There are a whole lot of cool things we want to take with us to Mars (food, habitats, the entire library of Netflix on hard drive), but there are a couple things we’d prefer not to carry over to our next celestial home. Namely: bacteria.
In an effort to determine whether a future manned mission to Mars might accidentally include some of Earth’s “hardiest” bacteria, NASA has sent a helium-filled scientific balloon to Earth’s stratosphere in an effort to expose it to the harsh conditions it might find on the surface of Mars. The project will study how long the bacteria can survive under those conditions, which would roughly translate into how long they might survive on the Red Planet. Humans will have a hard enough time getting around up there without bringing extra germs along.
“If we want to discover life on other planets we need to know if we are introducing Earth life as we explore,” said David J. Smith, scientist in the Space Biosciences Division at NASA’s Ames Research Center, Moffett Field, California, and principal investigator for the study. “There are terrestrial microorganisms that can survive space-like conditions. We know some of these same microorganisms are onboard robotic spacecraft so we need to be able to predict what will happen when they get to Mars.”

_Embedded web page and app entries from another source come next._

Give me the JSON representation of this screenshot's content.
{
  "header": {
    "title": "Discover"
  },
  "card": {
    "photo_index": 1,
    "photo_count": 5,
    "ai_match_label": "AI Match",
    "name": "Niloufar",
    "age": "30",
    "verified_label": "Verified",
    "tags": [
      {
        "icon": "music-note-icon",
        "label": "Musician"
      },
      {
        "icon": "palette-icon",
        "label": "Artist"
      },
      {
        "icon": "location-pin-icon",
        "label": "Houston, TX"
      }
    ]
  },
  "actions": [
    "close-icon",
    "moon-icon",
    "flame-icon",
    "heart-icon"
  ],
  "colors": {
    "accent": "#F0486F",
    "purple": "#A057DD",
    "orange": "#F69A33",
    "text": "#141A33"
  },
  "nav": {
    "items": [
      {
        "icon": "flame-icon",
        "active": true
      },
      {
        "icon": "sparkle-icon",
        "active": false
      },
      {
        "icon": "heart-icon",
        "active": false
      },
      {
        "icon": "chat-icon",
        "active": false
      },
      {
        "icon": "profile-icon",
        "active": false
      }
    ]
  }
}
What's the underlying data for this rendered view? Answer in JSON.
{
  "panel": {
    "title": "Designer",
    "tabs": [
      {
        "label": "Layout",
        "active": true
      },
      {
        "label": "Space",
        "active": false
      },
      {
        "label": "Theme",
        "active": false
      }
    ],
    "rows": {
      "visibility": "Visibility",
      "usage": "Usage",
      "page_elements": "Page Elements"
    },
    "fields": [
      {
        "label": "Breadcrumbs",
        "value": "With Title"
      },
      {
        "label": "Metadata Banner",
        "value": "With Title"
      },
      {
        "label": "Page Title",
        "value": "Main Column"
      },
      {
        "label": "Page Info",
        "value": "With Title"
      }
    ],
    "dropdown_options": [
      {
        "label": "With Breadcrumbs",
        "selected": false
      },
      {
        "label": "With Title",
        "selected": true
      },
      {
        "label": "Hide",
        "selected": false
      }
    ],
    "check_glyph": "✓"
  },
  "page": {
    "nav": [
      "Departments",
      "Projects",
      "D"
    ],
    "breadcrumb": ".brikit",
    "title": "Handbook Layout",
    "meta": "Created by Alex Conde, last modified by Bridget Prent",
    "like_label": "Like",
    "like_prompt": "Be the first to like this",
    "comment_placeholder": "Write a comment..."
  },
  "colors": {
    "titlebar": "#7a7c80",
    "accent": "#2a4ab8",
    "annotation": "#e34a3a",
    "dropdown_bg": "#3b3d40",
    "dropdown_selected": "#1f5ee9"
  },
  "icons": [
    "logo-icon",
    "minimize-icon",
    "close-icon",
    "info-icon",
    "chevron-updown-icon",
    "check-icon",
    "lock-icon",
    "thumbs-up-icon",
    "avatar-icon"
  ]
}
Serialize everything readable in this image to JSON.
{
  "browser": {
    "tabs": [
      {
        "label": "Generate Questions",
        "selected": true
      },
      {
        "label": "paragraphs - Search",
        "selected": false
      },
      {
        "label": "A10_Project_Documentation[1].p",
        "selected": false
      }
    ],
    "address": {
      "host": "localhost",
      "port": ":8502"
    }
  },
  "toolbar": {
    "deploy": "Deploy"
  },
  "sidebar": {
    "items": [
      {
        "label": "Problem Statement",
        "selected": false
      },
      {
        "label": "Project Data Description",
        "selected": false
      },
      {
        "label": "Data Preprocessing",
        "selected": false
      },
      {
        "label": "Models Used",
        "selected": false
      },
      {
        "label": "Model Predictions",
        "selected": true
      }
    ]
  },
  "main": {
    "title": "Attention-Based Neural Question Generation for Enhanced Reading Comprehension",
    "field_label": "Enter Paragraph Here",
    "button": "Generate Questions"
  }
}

The mission will carry the balloon up to 120,000 feet, with the bacteria housed in specialized containers that can be opened and closed on command. At that height, conditions are absolutely lethal, with radiation and air at a near-vacuum. Mars is similar, so NASA feels this should make for one excellent testing ground.